**Task details**
The entries are to be duplicated exactly, though any picture in them must be omitted.

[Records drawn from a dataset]
━━━
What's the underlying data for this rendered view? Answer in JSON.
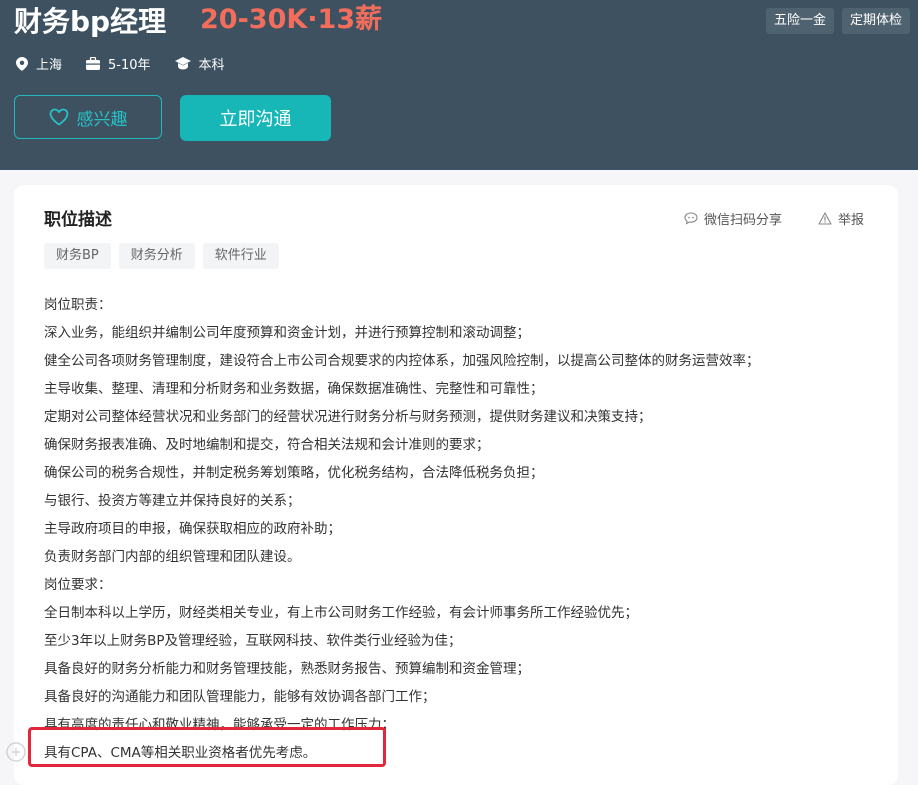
{
  "job": {
    "title": "财务bp经理",
    "salary": "20-30K·13薪",
    "welfare": [
      "五险一金",
      "定期体检"
    ],
    "meta": {
      "location": "上海",
      "experience": "5-10年",
      "education": "本科"
    },
    "actions": {
      "interest_label": "感兴趣",
      "chat_label": "立即沟通"
    }
  },
  "description": {
    "title": "职位描述",
    "share_label": "微信扫码分享",
    "report_label": "举报",
    "tags": [
      "财务BP",
      "财务分析",
      "软件行业"
    ],
    "lines": [
      "岗位职责：",
      "深入业务，能组织并编制公司年度预算和资金计划，并进行预算控制和滚动调整；",
      "健全公司各项财务管理制度，建设符合上市公司合规要求的内控体系，加强风险控制，以提高公司整体的财务运营效率；",
      "主导收集、整理、清理和分析财务和业务数据，确保数据准确性、完整性和可靠性；",
      "定期对公司整体经营状况和业务部门的经营状况进行财务分析与财务预测，提供财务建议和决策支持；",
      " 确保财务报表准确、及时地编制和提交，符合相关法规和会计准则的要求；",
      " 确保公司的税务合规性，并制定税务筹划策略，优化税务结构，合法降低税务负担；",
      "与银行、投资方等建立并保持良好的关系；",
      "主导政府项目的申报，确保获取相应的政府补助；",
      "负责财务部门内部的组织管理和团队建设。",
      "岗位要求：",
      "全日制本科以上学历，财经类相关专业，有上市公司财务工作经验，有会计师事务所工作经验优先；",
      "至少3年以上财务BP及管理经验，互联网科技、软件类行业经验为佳；",
      "具备良好的财务分析能力和财务管理技能，熟悉财务报告、预算编制和资金管理；",
      "具备良好的沟通能力和团队管理能力，能够有效协调各部门工作；",
      "具有高度的责任心和敬业精神，能够承受一定的工作压力；",
      "具有CPA、CMA等相关职业资格者优先考虑。"
    ]
  },
  "icons": {
    "location": "location-pin-icon",
    "experience": "briefcase-icon",
    "education": "graduation-cap-icon",
    "interest": "heart-icon",
    "share": "chat-bubble-icon",
    "report": "warning-icon"
  },
  "colors": {
    "header_bg": "#3d5160",
    "salary": "#f26d5b",
    "accent": "#17b7b8",
    "highlight": "#e0283a"
  }
}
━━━
**Answer space**
What's the underlying data for this rendered view? Answer in JSON.
{
  "job": {
    "title": "财务bp经理",
    "salary": "20-30K·13薪",
    "welfare": [
      "五险一金",
      "定期体检"
    ],
    "meta": {
      "location": "上海",
      "experience": "5-10年",
      "education": "本科"
    },
    "actions": {
      "interest_label": "感兴趣",
      "chat_label": "立即沟通"
    }
  },
  "description": {
    "title": "职位描述",
    "share_label": "微信扫码分享",
    "report_label": "举报",
    "tags": [
      "财务BP",
      "财务分析",
      "软件行业"
    ],
    "lines": [
      "岗位职责：",
      "深入业务，能组织并编制公司年度预算和资金计划，并进行预算控制和滚动调整；",
      "健全公司各项财务管理制度，建设符合上市公司合规要求的内控体系，加强风险控制，以提高公司整体的财务运营效率；",
      "主导收集、整理、清理和分析财务和业务数据，确保数据准确性、完整性和可靠性；",
      "定期对公司整体经营状况和业务部门的经营状况进行财务分析与财务预测，提供财务建议和决策支持；",
      " 确保财务报表准确、及时地编制和提交，符合相关法规和会计准则的要求；",
      " 确保公司的税务合规性，并制定税务筹划策略，优化税务结构，合法降低税务负担；",
      "与银行、投资方等建立并保持良好的关系；",
      "主导政府项目的申报，确保获取相应的政府补助；",
      "负责财务部门内部的组织管理和团队建设。",
      "岗位要求：",
      "全日制本科以上学历，财经类相关专业，有上市公司财务工作经验，有会计师事务所工作经验优先；",
      "至少3年以上财务BP及管理经验，互联网科技、软件类行业经验为佳；",
      "具备良好的财务分析能力和财务管理技能，熟悉财务报告、预算编制和资金管理；",
      "具备良好的沟通能力和团队管理能力，能够有效协调各部门工作；",
      "具有高度的责任心和敬业精神，能够承受一定的工作压力；",
      "具有CPA、CMA等相关职业资格者优先考虑。"
    ]
  },
  "icons": {
    "location": "location-pin-icon",
    "experience": "briefcase-icon",
    "education": "graduation-cap-icon",
    "interest": "heart-icon",
    "share": "chat-bubble-icon",
    "report": "warning-icon"
  },
  "colors": {
    "header_bg": "#3d5160",
    "salary": "#f26d5b",
    "accent": "#17b7b8",
    "highlight": "#e0283a"
  }
}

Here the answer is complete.